*EXERCISE DIRECTIONS*
Your task is to give the data again, exactly, with every line intact.

(Component data from apps and pages)
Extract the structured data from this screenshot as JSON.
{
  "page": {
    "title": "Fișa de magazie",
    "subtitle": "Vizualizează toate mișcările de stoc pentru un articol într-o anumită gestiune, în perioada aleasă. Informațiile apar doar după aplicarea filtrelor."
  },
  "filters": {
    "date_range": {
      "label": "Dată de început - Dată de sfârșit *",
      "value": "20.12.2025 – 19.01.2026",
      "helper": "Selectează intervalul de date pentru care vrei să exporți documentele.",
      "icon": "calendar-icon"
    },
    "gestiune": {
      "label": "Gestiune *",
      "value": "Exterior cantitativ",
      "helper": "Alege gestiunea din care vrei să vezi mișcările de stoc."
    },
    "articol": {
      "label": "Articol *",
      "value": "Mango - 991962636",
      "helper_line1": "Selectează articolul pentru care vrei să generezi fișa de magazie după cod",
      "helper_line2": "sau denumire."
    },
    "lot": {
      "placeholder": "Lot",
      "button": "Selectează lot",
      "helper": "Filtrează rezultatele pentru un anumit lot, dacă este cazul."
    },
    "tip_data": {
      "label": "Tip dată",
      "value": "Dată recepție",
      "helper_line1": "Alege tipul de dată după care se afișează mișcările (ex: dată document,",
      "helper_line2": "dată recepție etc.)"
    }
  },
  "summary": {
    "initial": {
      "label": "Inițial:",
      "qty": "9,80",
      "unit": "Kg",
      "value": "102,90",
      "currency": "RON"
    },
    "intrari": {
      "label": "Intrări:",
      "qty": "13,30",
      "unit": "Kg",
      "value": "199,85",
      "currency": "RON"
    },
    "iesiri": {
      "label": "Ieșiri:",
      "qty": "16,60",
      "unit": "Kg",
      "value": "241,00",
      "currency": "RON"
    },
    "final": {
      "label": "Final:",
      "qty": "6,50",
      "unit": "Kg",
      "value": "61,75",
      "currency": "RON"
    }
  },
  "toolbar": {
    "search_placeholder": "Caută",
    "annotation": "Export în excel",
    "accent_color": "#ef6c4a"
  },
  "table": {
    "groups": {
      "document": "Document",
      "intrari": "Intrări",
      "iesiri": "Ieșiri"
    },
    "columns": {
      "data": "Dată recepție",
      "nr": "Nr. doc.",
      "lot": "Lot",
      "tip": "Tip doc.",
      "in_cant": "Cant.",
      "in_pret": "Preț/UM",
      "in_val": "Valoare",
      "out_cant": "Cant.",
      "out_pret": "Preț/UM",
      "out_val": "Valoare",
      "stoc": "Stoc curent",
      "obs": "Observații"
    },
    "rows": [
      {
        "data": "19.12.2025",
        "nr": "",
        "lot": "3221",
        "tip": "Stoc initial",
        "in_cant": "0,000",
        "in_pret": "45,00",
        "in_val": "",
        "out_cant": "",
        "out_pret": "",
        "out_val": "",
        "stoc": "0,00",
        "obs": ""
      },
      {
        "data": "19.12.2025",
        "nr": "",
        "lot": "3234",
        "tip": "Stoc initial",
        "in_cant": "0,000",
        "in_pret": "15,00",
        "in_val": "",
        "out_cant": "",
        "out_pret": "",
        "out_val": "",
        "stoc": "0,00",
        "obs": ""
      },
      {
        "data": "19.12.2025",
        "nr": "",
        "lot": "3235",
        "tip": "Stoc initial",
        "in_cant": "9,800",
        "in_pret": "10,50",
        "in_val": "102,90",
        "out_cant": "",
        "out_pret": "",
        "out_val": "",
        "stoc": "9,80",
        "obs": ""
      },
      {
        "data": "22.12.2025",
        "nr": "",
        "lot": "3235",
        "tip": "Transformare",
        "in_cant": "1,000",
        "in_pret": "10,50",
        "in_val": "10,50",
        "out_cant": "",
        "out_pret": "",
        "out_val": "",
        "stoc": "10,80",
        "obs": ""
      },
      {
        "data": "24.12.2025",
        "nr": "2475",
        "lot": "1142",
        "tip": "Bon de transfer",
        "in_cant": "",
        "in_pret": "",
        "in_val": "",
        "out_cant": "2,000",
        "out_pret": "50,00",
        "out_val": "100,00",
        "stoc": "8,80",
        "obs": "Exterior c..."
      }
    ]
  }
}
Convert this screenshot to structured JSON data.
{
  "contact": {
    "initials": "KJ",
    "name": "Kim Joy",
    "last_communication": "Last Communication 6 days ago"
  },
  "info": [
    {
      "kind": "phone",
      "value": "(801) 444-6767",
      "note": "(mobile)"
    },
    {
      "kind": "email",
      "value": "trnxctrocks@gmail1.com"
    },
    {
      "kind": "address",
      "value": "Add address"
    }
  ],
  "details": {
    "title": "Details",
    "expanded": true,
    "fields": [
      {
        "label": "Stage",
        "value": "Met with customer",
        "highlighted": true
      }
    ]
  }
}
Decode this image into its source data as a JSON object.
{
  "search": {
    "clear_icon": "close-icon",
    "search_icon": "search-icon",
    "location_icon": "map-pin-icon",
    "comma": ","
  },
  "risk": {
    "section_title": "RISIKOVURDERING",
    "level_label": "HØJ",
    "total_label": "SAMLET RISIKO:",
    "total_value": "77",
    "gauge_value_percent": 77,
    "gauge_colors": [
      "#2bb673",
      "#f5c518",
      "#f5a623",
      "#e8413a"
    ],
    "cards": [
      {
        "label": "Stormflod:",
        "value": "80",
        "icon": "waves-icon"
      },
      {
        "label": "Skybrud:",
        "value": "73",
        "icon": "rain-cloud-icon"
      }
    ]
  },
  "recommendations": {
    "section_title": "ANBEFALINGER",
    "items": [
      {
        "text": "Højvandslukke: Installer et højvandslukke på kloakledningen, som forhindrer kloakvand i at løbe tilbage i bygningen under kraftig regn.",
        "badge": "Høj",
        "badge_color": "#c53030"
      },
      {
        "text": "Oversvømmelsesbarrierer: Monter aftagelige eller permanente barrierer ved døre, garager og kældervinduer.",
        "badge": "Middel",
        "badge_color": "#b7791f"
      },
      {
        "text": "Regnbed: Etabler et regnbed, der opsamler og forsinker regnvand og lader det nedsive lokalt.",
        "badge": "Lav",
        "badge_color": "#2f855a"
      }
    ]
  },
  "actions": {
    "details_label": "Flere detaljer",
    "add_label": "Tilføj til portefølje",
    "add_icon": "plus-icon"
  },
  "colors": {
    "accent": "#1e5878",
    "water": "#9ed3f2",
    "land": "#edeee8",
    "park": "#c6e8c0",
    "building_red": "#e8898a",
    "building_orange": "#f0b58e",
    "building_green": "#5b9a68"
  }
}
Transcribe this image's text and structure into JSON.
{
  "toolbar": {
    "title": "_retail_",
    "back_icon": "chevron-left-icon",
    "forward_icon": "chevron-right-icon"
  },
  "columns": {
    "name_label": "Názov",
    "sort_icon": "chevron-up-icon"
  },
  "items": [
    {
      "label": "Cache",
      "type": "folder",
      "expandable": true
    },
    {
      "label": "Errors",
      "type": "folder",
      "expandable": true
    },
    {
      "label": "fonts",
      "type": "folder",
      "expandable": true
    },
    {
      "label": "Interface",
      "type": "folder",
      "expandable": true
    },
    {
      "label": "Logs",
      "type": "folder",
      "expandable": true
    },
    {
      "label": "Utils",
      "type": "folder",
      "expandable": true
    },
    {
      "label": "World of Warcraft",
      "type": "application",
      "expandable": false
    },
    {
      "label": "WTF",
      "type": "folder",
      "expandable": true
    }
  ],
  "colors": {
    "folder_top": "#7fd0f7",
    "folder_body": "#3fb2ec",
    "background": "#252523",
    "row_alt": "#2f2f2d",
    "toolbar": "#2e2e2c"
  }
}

*SOLUTION TO THIS EXERCISE*
Extract the structured data from this screenshot as JSON.
{
  "page": {
    "title": "Fișa de magazie",
    "subtitle": "Vizualizează toate mișcările de stoc pentru un articol într-o anumită gestiune, în perioada aleasă. Informațiile apar doar după aplicarea filtrelor."
  },
  "filters": {
    "date_range": {
      "label": "Dată de început - Dată de sfârșit *",
      "value": "20.12.2025 – 19.01.2026",
      "helper": "Selectează intervalul de date pentru care vrei să exporți documentele.",
      "icon": "calendar-icon"
    },
    "gestiune": {
      "label": "Gestiune *",
      "value": "Exterior cantitativ",
      "helper": "Alege gestiunea din care vrei să vezi mișcările de stoc."
    },
    "articol": {
      "label": "Articol *",
      "value": "Mango - 991962636",
      "helper_line1": "Selectează articolul pentru care vrei să generezi fișa de magazie după cod",
      "helper_line2": "sau denumire."
    },
    "lot": {
      "placeholder": "Lot",
      "button": "Selectează lot",
      "helper": "Filtrează rezultatele pentru un anumit lot, dacă este cazul."
    },
    "tip_data": {
      "label": "Tip dată",
      "value": "Dată recepție",
      "helper_line1": "Alege tipul de dată după care se afișează mișcările (ex: dată document,",
      "helper_line2": "dată recepție etc.)"
    }
  },
  "summary": {
    "initial": {
      "label": "Inițial:",
      "qty": "9,80",
      "unit": "Kg",
      "value": "102,90",
      "currency": "RON"
    },
    "intrari": {
      "label": "Intrări:",
      "qty": "13,30",
      "unit": "Kg",
      "value": "199,85",
      "currency": "RON"
    },
    "iesiri": {
      "label": "Ieșiri:",
      "qty": "16,60",
      "unit": "Kg",
      "value": "241,00",
      "currency": "RON"
    },
    "final": {
      "label": "Final:",
      "qty": "6,50",
      "unit": "Kg",
      "value": "61,75",
      "currency": "RON"
    }
  },
  "toolbar": {
    "search_placeholder": "Caută",
    "annotation": "Export în excel",
    "accent_color": "#ef6c4a"
  },
  "table": {
    "groups": {
      "document": "Document",
      "intrari": "Intrări",
      "iesiri": "Ieșiri"
    },
    "columns": {
      "data": "Dată recepție",
      "nr": "Nr. doc.",
      "lot": "Lot",
      "tip": "Tip doc.",
      "in_cant": "Cant.",
      "in_pret": "Preț/UM",
      "in_val": "Valoare",
      "out_cant": "Cant.",
      "out_pret": "Preț/UM",
      "out_val": "Valoare",
      "stoc": "Stoc curent",
      "obs": "Observații"
    },
    "rows": [
      {
        "data": "19.12.2025",
        "nr": "",
        "lot": "3221",
        "tip": "Stoc initial",
        "in_cant": "0,000",
        "in_pret": "45,00",
        "in_val": "",
        "out_cant": "",
        "out_pret": "",
        "out_val": "",
        "stoc": "0,00",
        "obs": ""
      },
      {
        "data": "19.12.2025",
        "nr": "",
        "lot": "3234",
        "tip": "Stoc initial",
        "in_cant": "0,000",
        "in_pret": "15,00",
        "in_val": "",
        "out_cant": "",
        "out_pret": "",
        "out_val": "",
        "stoc": "0,00",
        "obs": ""
      },
      {
        "data": "19.12.2025",
        "nr": "",
        "lot": "3235",
        "tip": "Stoc initial",
        "in_cant": "9,800",
        "in_pret": "10,50",
        "in_val": "102,90",
        "out_cant": "",
        "out_pret": "",
        "out_val": "",
        "stoc": "9,80",
        "obs": ""
      },
      {
        "data": "22.12.2025",
        "nr": "",
        "lot": "3235",
        "tip": "Transformare",
        "in_cant": "1,000",
        "in_pret": "10,50",
        "in_val": "10,50",
        "out_cant": "",
        "out_pret": "",
        "out_val": "",
        "stoc": "10,80",
        "obs": ""
      },
      {
        "data": "24.12.2025",
        "nr": "2475",
        "lot": "1142",
        "tip": "Bon de transfer",
        "in_cant": "",
        "in_pret": "",
        "in_val": "",
        "out_cant": "2,000",
        "out_pret": "50,00",
        "out_val": "100,00",
        "stoc": "8,80",
        "obs": "Exterior c..."
      }
    ]
  }
}
Convert this screenshot to structured JSON data.
{
  "contact": {
    "initials": "KJ",
    "name": "Kim Joy",
    "last_communication": "Last Communication 6 days ago"
  },
  "info": [
    {
      "kind": "phone",
      "value": "(801) 444-6767",
      "note": "(mobile)"
    },
    {
      "kind": "email",
      "value": "trnxctrocks@gmail1.com"
    },
    {
      "kind": "address",
      "value": "Add address"
    }
  ],
  "details": {
    "title": "Details",
    "expanded": true,
    "fields": [
      {
        "label": "Stage",
        "value": "Met with customer",
        "highlighted": true
      }
    ]
  }
}
Decode this image into its source data as a JSON object.
{
  "search": {
    "clear_icon": "close-icon",
    "search_icon": "search-icon",
    "location_icon": "map-pin-icon",
    "comma": ","
  },
  "risk": {
    "section_title": "RISIKOVURDERING",
    "level_label": "HØJ",
    "total_label": "SAMLET RISIKO:",
    "total_value": "77",
    "gauge_value_percent": 77,
    "gauge_colors": [
      "#2bb673",
      "#f5c518",
      "#f5a623",
      "#e8413a"
    ],
    "cards": [
      {
        "label": "Stormflod:",
        "value": "80",
        "icon": "waves-icon"
      },
      {
        "label": "Skybrud:",
        "value": "73",
        "icon": "rain-cloud-icon"
      }
    ]
  },
  "recommendations": {
    "section_title": "ANBEFALINGER",
    "items": [
      {
        "text": "Højvandslukke: Installer et højvandslukke på kloakledningen, som forhindrer kloakvand i at løbe tilbage i bygningen under kraftig regn.",
        "badge": "Høj",
        "badge_color": "#c53030"
      },
      {
        "text": "Oversvømmelsesbarrierer: Monter aftagelige eller permanente barrierer ved døre, garager og kældervinduer.",
        "badge": "Middel",
        "badge_color": "#b7791f"
      },
      {
        "text": "Regnbed: Etabler et regnbed, der opsamler og forsinker regnvand og lader det nedsive lokalt.",
        "badge": "Lav",
        "badge_color": "#2f855a"
      }
    ]
  },
  "actions": {
    "details_label": "Flere detaljer",
    "add_label": "Tilføj til portefølje",
    "add_icon": "plus-icon"
  },
  "colors": {
    "accent": "#1e5878",
    "water": "#9ed3f2",
    "land": "#edeee8",
    "park": "#c6e8c0",
    "building_red": "#e8898a",
    "building_orange": "#f0b58e",
    "building_green": "#5b9a68"
  }
}
Transcribe this image's text and structure into JSON.
{
  "toolbar": {
    "title": "_retail_",
    "back_icon": "chevron-left-icon",
    "forward_icon": "chevron-right-icon"
  },
  "columns": {
    "name_label": "Názov",
    "sort_icon": "chevron-up-icon"
  },
  "items": [
    {
      "label": "Cache",
      "type": "folder",
      "expandable": true
    },
    {
      "label": "Errors",
      "type": "folder",
      "expandable": true
    },
    {
      "label": "fonts",
      "type": "folder",
      "expandable": true
    },
    {
      "label": "Interface",
      "type": "folder",
      "expandable": true
    },
    {
      "label": "Logs",
      "type": "folder",
      "expandable": true
    },
    {
      "label": "Utils",
      "type": "folder",
      "expandable": true
    },
    {
      "label": "World of Warcraft",
      "type": "application",
      "expandable": false
    },
    {
      "label": "WTF",
      "type": "folder",
      "expandable": true
    }
  ],
  "colors": {
    "folder_top": "#7fd0f7",
    "folder_body": "#3fb2ec",
    "background": "#252523",
    "row_alt": "#2f2f2d",
    "toolbar": "#2e2e2c"
  }
}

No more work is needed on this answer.